Only Western Conference-leading Phoenix, Chicago, Memphis and Washington have produced a higher plus-minus rating than the Clippers in the final five minutes of games within five points. Those minutes have not been without their adventures or mistakes.
After one of two lengthy official reviews Friday gave the Clippers the ball back but only less than two seconds to cross half court, point guard Reggie Jackson couldn’t rush it across, giving the Lakers, down just one point, a chance to take the lead with 18 seconds left.
“Trying to find the right guy that was open, I wasn’t sure if I could make the pass and in a split second I thought about, ‘Could I get across myself or could I make the pass?’” Jackson said. “I think that wasted about half a second within our 1.5 [seconds], and then there was no way I can get across. I just got to be better. We talked about it. We drew it up out of the timeout and that’s on me.”
Carmelo Anthony missed a three-point try with four seconds to play on the ensuing possession and Robert Covington collected one of his three defensive rebounds in the final 1:41. Covington also figured into one of the game’s most hotly debated moments by stepping between a pass from James to Russell Westbrook with 26 seconds left, his steal appearing to hit the out-of-bounds line.
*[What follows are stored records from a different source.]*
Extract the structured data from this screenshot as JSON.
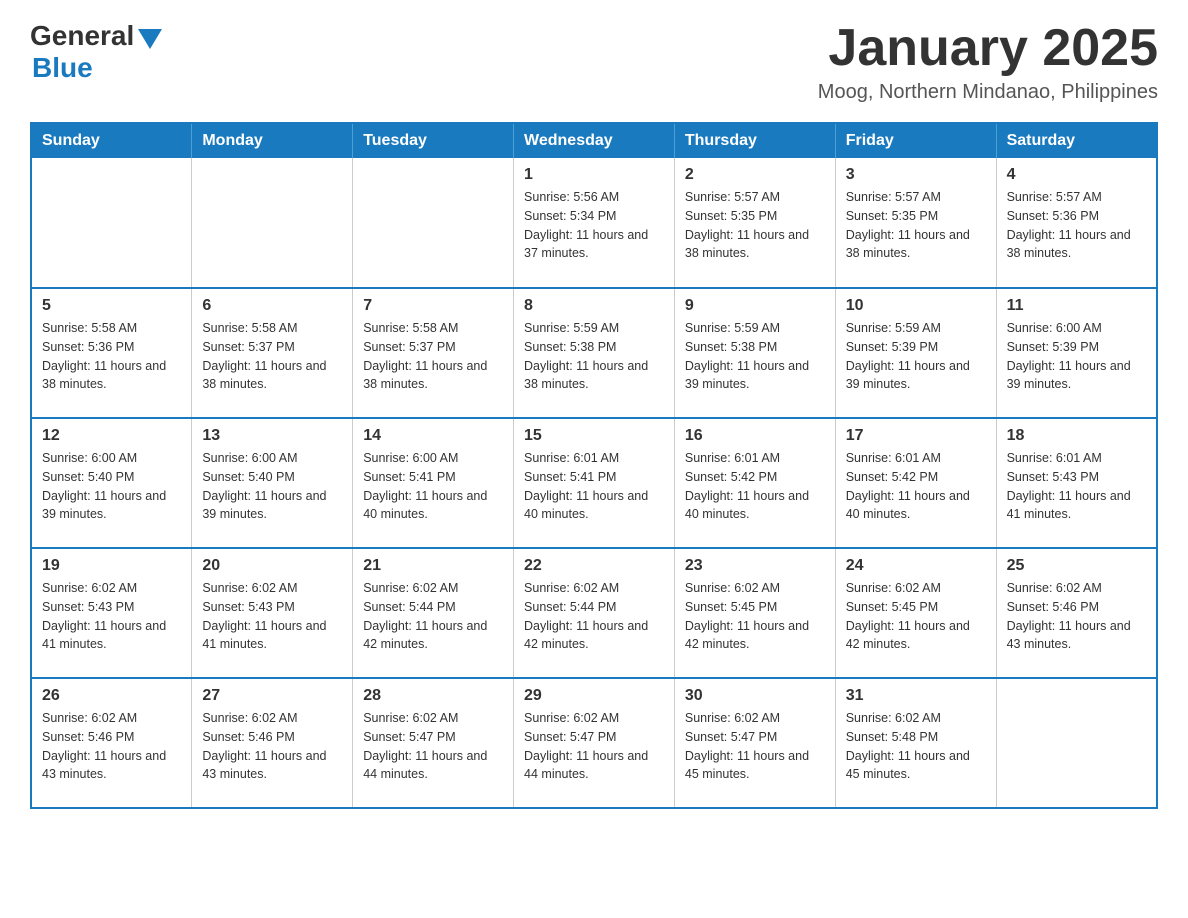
{
  "header": {
    "logo_general": "General",
    "logo_blue": "Blue",
    "month_title": "January 2025",
    "location": "Moog, Northern Mindanao, Philippines"
  },
  "calendar": {
    "days_of_week": [
      "Sunday",
      "Monday",
      "Tuesday",
      "Wednesday",
      "Thursday",
      "Friday",
      "Saturday"
    ],
    "weeks": [
      [
        {
          "day": "",
          "info": ""
        },
        {
          "day": "",
          "info": ""
        },
        {
          "day": "",
          "info": ""
        },
        {
          "day": "1",
          "info": "Sunrise: 5:56 AM\nSunset: 5:34 PM\nDaylight: 11 hours and 37 minutes."
        },
        {
          "day": "2",
          "info": "Sunrise: 5:57 AM\nSunset: 5:35 PM\nDaylight: 11 hours and 38 minutes."
        },
        {
          "day": "3",
          "info": "Sunrise: 5:57 AM\nSunset: 5:35 PM\nDaylight: 11 hours and 38 minutes."
        },
        {
          "day": "4",
          "info": "Sunrise: 5:57 AM\nSunset: 5:36 PM\nDaylight: 11 hours and 38 minutes."
        }
      ],
      [
        {
          "day": "5",
          "info": "Sunrise: 5:58 AM\nSunset: 5:36 PM\nDaylight: 11 hours and 38 minutes."
        },
        {
          "day": "6",
          "info": "Sunrise: 5:58 AM\nSunset: 5:37 PM\nDaylight: 11 hours and 38 minutes."
        },
        {
          "day": "7",
          "info": "Sunrise: 5:58 AM\nSunset: 5:37 PM\nDaylight: 11 hours and 38 minutes."
        },
        {
          "day": "8",
          "info": "Sunrise: 5:59 AM\nSunset: 5:38 PM\nDaylight: 11 hours and 38 minutes."
        },
        {
          "day": "9",
          "info": "Sunrise: 5:59 AM\nSunset: 5:38 PM\nDaylight: 11 hours and 39 minutes."
        },
        {
          "day": "10",
          "info": "Sunrise: 5:59 AM\nSunset: 5:39 PM\nDaylight: 11 hours and 39 minutes."
        },
        {
          "day": "11",
          "info": "Sunrise: 6:00 AM\nSunset: 5:39 PM\nDaylight: 11 hours and 39 minutes."
        }
      ],
      [
        {
          "day": "12",
          "info": "Sunrise: 6:00 AM\nSunset: 5:40 PM\nDaylight: 11 hours and 39 minutes."
        },
        {
          "day": "13",
          "info": "Sunrise: 6:00 AM\nSunset: 5:40 PM\nDaylight: 11 hours and 39 minutes."
        },
        {
          "day": "14",
          "info": "Sunrise: 6:00 AM\nSunset: 5:41 PM\nDaylight: 11 hours and 40 minutes."
        },
        {
          "day": "15",
          "info": "Sunrise: 6:01 AM\nSunset: 5:41 PM\nDaylight: 11 hours and 40 minutes."
        },
        {
          "day": "16",
          "info": "Sunrise: 6:01 AM\nSunset: 5:42 PM\nDaylight: 11 hours and 40 minutes."
        },
        {
          "day": "17",
          "info": "Sunrise: 6:01 AM\nSunset: 5:42 PM\nDaylight: 11 hours and 40 minutes."
        },
        {
          "day": "18",
          "info": "Sunrise: 6:01 AM\nSunset: 5:43 PM\nDaylight: 11 hours and 41 minutes."
        }
      ],
      [
        {
          "day": "19",
          "info": "Sunrise: 6:02 AM\nSunset: 5:43 PM\nDaylight: 11 hours and 41 minutes."
        },
        {
          "day": "20",
          "info": "Sunrise: 6:02 AM\nSunset: 5:43 PM\nDaylight: 11 hours and 41 minutes."
        },
        {
          "day": "21",
          "info": "Sunrise: 6:02 AM\nSunset: 5:44 PM\nDaylight: 11 hours and 42 minutes."
        },
        {
          "day": "22",
          "info": "Sunrise: 6:02 AM\nSunset: 5:44 PM\nDaylight: 11 hours and 42 minutes."
        },
        {
          "day": "23",
          "info": "Sunrise: 6:02 AM\nSunset: 5:45 PM\nDaylight: 11 hours and 42 minutes."
        },
        {
          "day": "24",
          "info": "Sunrise: 6:02 AM\nSunset: 5:45 PM\nDaylight: 11 hours and 42 minutes."
        },
        {
          "day": "25",
          "info": "Sunrise: 6:02 AM\nSunset: 5:46 PM\nDaylight: 11 hours and 43 minutes."
        }
      ],
      [
        {
          "day": "26",
          "info": "Sunrise: 6:02 AM\nSunset: 5:46 PM\nDaylight: 11 hours and 43 minutes."
        },
        {
          "day": "27",
          "info": "Sunrise: 6:02 AM\nSunset: 5:46 PM\nDaylight: 11 hours and 43 minutes."
        },
        {
          "day": "28",
          "info": "Sunrise: 6:02 AM\nSunset: 5:47 PM\nDaylight: 11 hours and 44 minutes."
        },
        {
          "day": "29",
          "info": "Sunrise: 6:02 AM\nSunset: 5:47 PM\nDaylight: 11 hours and 44 minutes."
        },
        {
          "day": "30",
          "info": "Sunrise: 6:02 AM\nSunset: 5:47 PM\nDaylight: 11 hours and 45 minutes."
        },
        {
          "day": "31",
          "info": "Sunrise: 6:02 AM\nSunset: 5:48 PM\nDaylight: 11 hours and 45 minutes."
        },
        {
          "day": "",
          "info": ""
        }
      ]
    ]
  }
}
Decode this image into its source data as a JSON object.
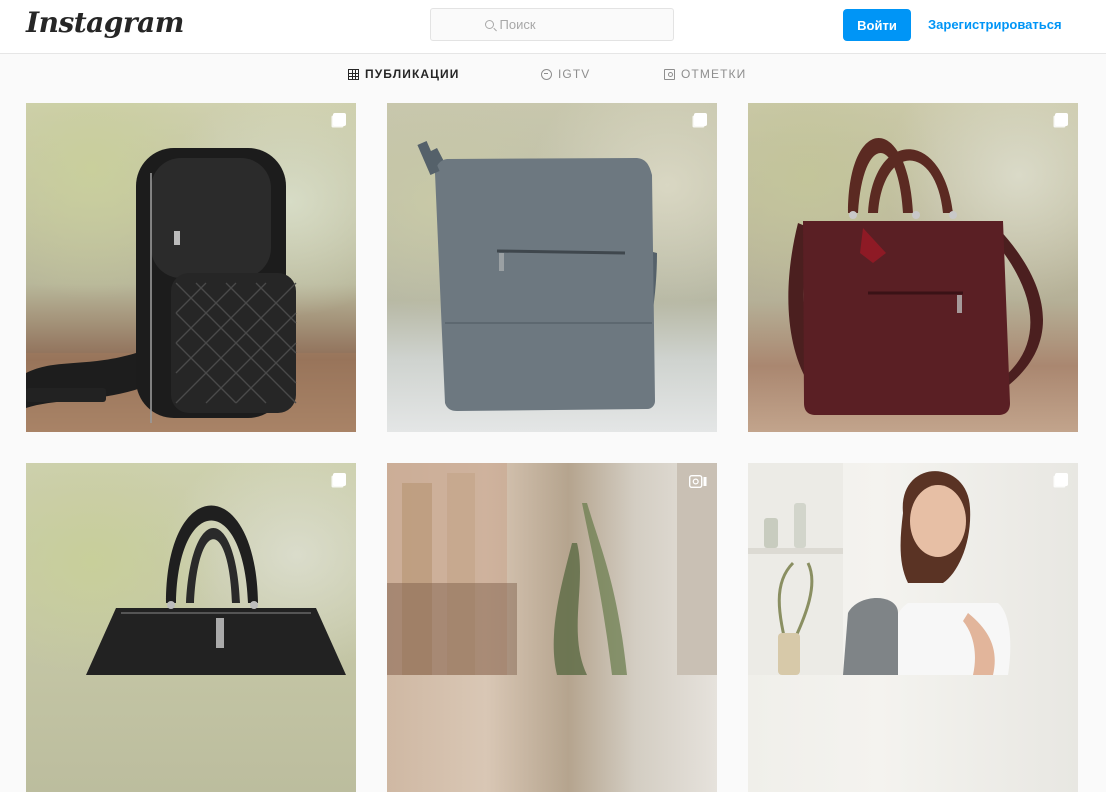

It triggered a lengthy replay review that ruled James had stepped out of bounds before making his pass, a call the NBA upheld as correct Saturday morning.
Clutch late-game play is usually the domain of superstars or rosters afforded the luxury of continuity. The Clippers have had neither for the last two months yet are back to .500 for the first time since Feb. 3 in part through their late play. Their latest example left them sauntering off the court late Friday, not quite dancing in celebration, but never more comfortable.
“One of the main points of this team, especially that Ty Lue emphasizes, is executing,” said forward Amir Coffey, who scored 12 fourth-quarter points. “… When you come down to a late game like that, it’s usually the last two plays, or it’s making the right read, or running the play correct.”
When: 4 p.m. PST, Sunday.
On the air: TV: Bally Sports SoCal; Radio: 570, 1220.
Update: The Rockets (15-44), who lost to the Clippers by 31 points on Feb. 17, are coming off an eight-point loss to Orlando on Friday, Houston’s eighth consecutive loss. It was Covington’s experience in Houston two seasons ago playing as a small-ball center that has helped ease his transition to the Clippers’ smaller lineups in the last three weeks, Mann said.
This story originally appeared in Los Angeles Times.